'Codecademy Kids' Title / Loading page.  I wanted this app to look like a child's arts & crafts project.  Nearly every visual element looks like it was cut out of paper or cardboard, and drawn, painted, or pasted together.
All assets were created with consideration for the retina display.
This little monkey is Ratchet.  He's a "robot mechanic" and needs help building his robots - so he's going to show us how!
Rather than having students pursue badges, why not have them pursue items that have a story behind them, or at least some context?  Instead of badges, let students earn collectable robots.
Online Codecademy lessons are divided up into Tracks - Weekly Courses - Sections - Subsections.  Each weekly course would be a new robot to build (earn).  Each completed section would be equivalent to helping Ratchet build one part of the robot.  In the above sample, completion of the first section awards the student with the robot's feet and legs; the next section would earn the student the robot's torso and arms, and the following would be the robot's neck and head.
If some weekly courses have more sections than others, just design a robot that has a corresponding number of parts.  The robot can have multiple heads, arms, legs, or other completely imaginary appendages - they don't have to be anthropomorphic.  
I think having a drag and drop 'template system' would make coding simple for children.  In the previous image, there is a green button in the expanded toolbox that says "variable."  The student only has to drag and drop this "variable key" into the notepad.  Once the key is dropped - or "pasted" - it becomes a basic template for a variable that the student can customize.
Also here, the hint button (the question mark) has been selected, and Ratchet is giving the student a little help.
In order to create more complex lines of code, the student can drop a new key within a template that has already been created.  The paper texture expands to encapsulate all code contained between brackets.

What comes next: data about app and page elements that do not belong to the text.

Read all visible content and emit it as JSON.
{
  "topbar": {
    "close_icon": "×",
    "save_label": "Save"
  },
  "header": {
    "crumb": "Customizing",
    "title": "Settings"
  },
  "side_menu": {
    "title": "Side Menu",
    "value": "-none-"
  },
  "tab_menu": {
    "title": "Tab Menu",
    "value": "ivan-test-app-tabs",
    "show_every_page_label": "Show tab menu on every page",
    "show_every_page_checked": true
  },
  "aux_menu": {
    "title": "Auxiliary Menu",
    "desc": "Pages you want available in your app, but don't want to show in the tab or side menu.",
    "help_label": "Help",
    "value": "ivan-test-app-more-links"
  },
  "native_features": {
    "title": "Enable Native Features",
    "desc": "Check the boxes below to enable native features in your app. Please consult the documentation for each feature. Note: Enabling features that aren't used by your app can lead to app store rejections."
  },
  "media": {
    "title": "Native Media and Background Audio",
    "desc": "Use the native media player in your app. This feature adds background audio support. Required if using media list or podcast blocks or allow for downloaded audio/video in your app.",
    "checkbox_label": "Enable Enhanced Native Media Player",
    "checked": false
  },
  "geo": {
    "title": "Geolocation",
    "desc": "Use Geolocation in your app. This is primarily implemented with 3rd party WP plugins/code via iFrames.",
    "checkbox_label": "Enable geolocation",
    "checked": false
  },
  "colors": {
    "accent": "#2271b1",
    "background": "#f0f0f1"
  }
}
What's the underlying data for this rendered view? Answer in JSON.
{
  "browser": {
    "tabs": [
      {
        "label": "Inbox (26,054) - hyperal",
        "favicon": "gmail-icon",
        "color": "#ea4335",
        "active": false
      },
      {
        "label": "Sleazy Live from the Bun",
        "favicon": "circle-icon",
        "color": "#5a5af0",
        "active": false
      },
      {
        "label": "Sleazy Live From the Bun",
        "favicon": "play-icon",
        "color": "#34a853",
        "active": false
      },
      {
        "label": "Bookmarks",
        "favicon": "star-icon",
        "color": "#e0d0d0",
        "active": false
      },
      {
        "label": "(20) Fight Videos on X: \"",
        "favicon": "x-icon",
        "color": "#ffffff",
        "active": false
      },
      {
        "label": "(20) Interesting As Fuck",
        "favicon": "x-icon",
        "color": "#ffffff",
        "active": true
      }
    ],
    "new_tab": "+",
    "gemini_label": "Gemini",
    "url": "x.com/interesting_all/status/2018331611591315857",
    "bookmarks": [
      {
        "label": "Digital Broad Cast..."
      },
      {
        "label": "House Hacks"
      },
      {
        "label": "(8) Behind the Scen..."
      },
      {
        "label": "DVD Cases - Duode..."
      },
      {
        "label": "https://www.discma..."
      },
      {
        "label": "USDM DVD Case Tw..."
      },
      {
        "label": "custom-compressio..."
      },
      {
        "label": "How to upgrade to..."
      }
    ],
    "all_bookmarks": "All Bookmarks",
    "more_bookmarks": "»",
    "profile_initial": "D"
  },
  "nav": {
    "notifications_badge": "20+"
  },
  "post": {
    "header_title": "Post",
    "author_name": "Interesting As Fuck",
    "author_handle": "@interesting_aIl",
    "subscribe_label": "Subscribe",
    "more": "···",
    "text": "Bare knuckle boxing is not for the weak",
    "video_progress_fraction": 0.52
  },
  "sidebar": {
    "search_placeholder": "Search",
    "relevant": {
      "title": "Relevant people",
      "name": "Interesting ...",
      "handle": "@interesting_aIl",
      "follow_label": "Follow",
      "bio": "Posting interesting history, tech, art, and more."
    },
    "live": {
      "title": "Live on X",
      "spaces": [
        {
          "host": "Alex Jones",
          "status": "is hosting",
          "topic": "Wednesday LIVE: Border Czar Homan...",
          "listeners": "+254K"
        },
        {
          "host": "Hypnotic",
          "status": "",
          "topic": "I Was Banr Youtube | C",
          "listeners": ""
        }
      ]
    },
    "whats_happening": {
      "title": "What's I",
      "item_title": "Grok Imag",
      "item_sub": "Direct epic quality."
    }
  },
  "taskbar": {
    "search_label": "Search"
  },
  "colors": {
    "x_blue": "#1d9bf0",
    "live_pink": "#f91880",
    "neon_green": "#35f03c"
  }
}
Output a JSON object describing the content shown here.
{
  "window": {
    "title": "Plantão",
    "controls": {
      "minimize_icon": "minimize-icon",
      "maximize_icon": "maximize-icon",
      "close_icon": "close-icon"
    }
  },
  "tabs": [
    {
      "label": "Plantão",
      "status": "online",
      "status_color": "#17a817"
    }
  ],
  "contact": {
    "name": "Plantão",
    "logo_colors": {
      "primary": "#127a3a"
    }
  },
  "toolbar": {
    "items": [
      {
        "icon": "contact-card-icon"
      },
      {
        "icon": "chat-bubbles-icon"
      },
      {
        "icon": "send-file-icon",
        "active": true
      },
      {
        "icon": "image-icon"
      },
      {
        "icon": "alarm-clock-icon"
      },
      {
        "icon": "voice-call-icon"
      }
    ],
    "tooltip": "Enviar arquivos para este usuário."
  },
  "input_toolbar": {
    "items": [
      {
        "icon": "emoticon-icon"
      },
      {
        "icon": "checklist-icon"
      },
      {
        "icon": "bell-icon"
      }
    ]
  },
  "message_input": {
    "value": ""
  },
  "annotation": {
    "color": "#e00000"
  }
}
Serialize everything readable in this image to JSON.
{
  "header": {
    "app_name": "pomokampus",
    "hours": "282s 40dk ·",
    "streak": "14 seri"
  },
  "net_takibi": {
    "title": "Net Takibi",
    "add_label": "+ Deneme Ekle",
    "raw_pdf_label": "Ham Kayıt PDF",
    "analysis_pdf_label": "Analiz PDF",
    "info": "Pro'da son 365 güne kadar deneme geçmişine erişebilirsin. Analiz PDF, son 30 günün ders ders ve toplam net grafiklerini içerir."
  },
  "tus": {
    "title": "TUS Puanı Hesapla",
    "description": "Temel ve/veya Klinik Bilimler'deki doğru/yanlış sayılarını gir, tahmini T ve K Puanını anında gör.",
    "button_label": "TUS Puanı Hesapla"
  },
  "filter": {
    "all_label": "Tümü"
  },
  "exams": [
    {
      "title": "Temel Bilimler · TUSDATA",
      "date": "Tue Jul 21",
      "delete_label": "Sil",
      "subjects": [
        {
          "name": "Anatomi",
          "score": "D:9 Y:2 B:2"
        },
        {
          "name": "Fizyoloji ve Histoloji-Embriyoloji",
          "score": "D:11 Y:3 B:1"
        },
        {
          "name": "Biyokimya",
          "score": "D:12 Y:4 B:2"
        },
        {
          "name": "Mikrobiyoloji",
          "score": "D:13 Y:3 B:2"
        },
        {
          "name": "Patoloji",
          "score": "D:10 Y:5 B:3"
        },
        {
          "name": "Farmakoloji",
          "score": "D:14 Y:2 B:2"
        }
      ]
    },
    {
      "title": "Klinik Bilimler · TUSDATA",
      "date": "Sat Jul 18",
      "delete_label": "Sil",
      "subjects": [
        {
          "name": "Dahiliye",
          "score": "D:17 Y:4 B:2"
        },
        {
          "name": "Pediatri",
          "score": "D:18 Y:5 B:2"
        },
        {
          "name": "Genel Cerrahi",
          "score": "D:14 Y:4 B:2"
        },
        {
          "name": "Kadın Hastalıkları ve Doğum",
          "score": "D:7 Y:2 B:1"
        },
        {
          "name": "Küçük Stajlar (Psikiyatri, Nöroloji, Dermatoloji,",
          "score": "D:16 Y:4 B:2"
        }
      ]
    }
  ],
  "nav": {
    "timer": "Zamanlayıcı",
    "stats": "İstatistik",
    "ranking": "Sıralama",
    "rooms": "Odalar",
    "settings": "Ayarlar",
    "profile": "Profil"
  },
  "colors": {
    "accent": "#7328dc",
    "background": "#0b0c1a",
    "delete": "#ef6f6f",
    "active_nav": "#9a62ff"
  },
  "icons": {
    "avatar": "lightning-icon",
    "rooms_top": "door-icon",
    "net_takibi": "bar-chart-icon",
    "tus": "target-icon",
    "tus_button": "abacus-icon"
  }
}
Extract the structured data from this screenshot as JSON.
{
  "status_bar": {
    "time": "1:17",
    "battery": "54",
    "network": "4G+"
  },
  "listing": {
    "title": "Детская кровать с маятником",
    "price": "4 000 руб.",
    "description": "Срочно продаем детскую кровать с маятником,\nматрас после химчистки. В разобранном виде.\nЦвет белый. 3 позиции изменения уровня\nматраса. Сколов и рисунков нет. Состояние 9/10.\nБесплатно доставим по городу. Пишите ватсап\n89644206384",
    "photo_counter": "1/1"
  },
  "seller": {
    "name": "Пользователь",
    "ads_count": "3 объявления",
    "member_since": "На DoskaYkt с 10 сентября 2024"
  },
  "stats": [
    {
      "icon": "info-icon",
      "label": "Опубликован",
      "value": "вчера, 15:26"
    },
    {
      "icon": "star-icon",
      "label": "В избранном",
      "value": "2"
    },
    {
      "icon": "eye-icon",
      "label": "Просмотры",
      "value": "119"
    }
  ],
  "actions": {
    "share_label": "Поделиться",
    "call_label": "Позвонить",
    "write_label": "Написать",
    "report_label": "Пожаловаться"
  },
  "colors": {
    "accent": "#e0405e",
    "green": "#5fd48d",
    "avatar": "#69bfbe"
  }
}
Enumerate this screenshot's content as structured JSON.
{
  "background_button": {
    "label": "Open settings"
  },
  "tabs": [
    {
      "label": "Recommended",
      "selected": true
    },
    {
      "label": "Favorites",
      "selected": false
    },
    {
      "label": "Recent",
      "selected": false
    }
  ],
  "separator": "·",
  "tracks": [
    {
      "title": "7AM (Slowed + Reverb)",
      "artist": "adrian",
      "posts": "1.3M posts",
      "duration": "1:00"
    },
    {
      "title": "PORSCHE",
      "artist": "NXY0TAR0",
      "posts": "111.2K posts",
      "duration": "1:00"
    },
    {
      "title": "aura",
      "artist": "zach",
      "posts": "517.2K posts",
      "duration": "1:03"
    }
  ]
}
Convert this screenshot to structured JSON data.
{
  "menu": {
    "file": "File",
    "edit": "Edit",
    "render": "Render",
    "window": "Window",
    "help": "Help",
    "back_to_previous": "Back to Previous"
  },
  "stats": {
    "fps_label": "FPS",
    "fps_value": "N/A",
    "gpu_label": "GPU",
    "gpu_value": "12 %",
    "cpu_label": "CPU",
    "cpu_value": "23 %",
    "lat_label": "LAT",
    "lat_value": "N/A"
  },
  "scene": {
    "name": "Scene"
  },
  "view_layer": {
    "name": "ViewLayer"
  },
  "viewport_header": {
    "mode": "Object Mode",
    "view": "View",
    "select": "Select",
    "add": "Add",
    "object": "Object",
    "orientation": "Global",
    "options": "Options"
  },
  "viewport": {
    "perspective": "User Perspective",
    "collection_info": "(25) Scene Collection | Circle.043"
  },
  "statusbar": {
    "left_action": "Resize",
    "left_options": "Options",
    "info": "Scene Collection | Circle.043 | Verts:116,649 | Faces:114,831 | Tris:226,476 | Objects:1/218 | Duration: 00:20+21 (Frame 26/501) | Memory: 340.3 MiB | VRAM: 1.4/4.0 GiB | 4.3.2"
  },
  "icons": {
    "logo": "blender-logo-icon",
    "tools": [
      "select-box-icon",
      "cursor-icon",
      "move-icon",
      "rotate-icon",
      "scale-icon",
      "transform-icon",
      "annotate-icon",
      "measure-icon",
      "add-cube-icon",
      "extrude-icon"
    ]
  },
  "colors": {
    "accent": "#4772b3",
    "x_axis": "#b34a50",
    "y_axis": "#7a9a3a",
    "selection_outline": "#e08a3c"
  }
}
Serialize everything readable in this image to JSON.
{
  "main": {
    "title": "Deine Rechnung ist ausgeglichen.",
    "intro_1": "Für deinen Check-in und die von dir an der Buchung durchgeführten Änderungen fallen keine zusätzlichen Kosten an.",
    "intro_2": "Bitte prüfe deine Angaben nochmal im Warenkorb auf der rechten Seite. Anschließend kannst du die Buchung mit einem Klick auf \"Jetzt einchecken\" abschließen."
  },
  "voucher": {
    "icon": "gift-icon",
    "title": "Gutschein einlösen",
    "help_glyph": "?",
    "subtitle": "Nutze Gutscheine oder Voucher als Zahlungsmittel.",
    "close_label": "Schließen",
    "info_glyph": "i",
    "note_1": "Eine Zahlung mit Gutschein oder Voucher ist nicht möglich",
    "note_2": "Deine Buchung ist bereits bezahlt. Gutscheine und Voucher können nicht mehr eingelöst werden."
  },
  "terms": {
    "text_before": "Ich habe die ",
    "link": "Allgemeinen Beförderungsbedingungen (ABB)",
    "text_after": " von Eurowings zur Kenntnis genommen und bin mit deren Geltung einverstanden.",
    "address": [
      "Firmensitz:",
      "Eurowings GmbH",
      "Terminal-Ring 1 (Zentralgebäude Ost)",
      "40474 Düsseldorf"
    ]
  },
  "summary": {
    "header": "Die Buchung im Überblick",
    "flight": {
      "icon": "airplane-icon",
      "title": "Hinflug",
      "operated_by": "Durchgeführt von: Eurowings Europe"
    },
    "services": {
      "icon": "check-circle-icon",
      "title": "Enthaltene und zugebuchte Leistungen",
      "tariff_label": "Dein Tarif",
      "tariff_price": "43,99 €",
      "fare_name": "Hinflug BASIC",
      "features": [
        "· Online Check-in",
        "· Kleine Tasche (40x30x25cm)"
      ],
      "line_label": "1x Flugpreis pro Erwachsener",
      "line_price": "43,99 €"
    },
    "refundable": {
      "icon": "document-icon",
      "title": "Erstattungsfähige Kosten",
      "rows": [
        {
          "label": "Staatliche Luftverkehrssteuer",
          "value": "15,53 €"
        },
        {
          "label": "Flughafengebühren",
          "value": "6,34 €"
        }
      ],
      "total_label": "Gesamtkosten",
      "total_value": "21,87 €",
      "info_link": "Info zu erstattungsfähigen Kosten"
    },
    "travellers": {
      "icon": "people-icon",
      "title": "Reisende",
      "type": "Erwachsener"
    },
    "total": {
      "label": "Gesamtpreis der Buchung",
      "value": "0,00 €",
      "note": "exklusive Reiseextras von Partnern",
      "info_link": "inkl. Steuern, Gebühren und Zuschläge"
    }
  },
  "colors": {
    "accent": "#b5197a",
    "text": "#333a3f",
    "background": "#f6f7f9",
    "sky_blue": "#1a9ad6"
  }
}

In the online version of Codecademy, there are several points of interest on screen for the student to look at in any given moment: the instructions, the editor, and the console.  This might be a little confusing for a younger student, so I've consolidated all of that text into one location, and defined conventions for delineating between each type of text.
All instructional text is contained in word balloons.  Grey balloon text is purely informative, blue balloon text indicates that a task is being given, and pink balloon text appears when the hint / help button is tapped.
All editable code is contained in pieces of colored construction paper.  Anything that would be in the editor appears in this format.
Anything that would appear in the console is shown as grey text written directly on the notebook paper.  
The holes in the looseleaf paper are a visual element to help the student keep from losing his or her place when scrolling.
Here's all of Ratchet's individual parts.  He too is put together like an arts & crafts project.  Each indivudual piece can be exported as a single image, and would be fairly easy to animate.
While writing out full lines of code might be a bit much for the young beginner, one way to provide more complex challenges for advanced students would be optional mini-games.
In the above mini-game, the student has to connect each part of the function end-to-end, and in the correct order, before the lines of code hit the bottom.  If successful, the lines of code disappear and points are awarded; if the student makes a mistake, the mistake is highlighted in red and the lines of code are added to the bottom of the game screen.
This is a close-up of the robot from the above samples (I'm calling him Elmer).  Having the student collect characters instead of just badges opens up the possibility for all kinds of social features.  
Perhaps, if a student is particularly active one week, he or she can choose which robot they'd like to collect for that particular set of lessons.  Maybe there could be themed robots for Christmas or Halloween?  There might even be ways to work the student's robots into other mini-games.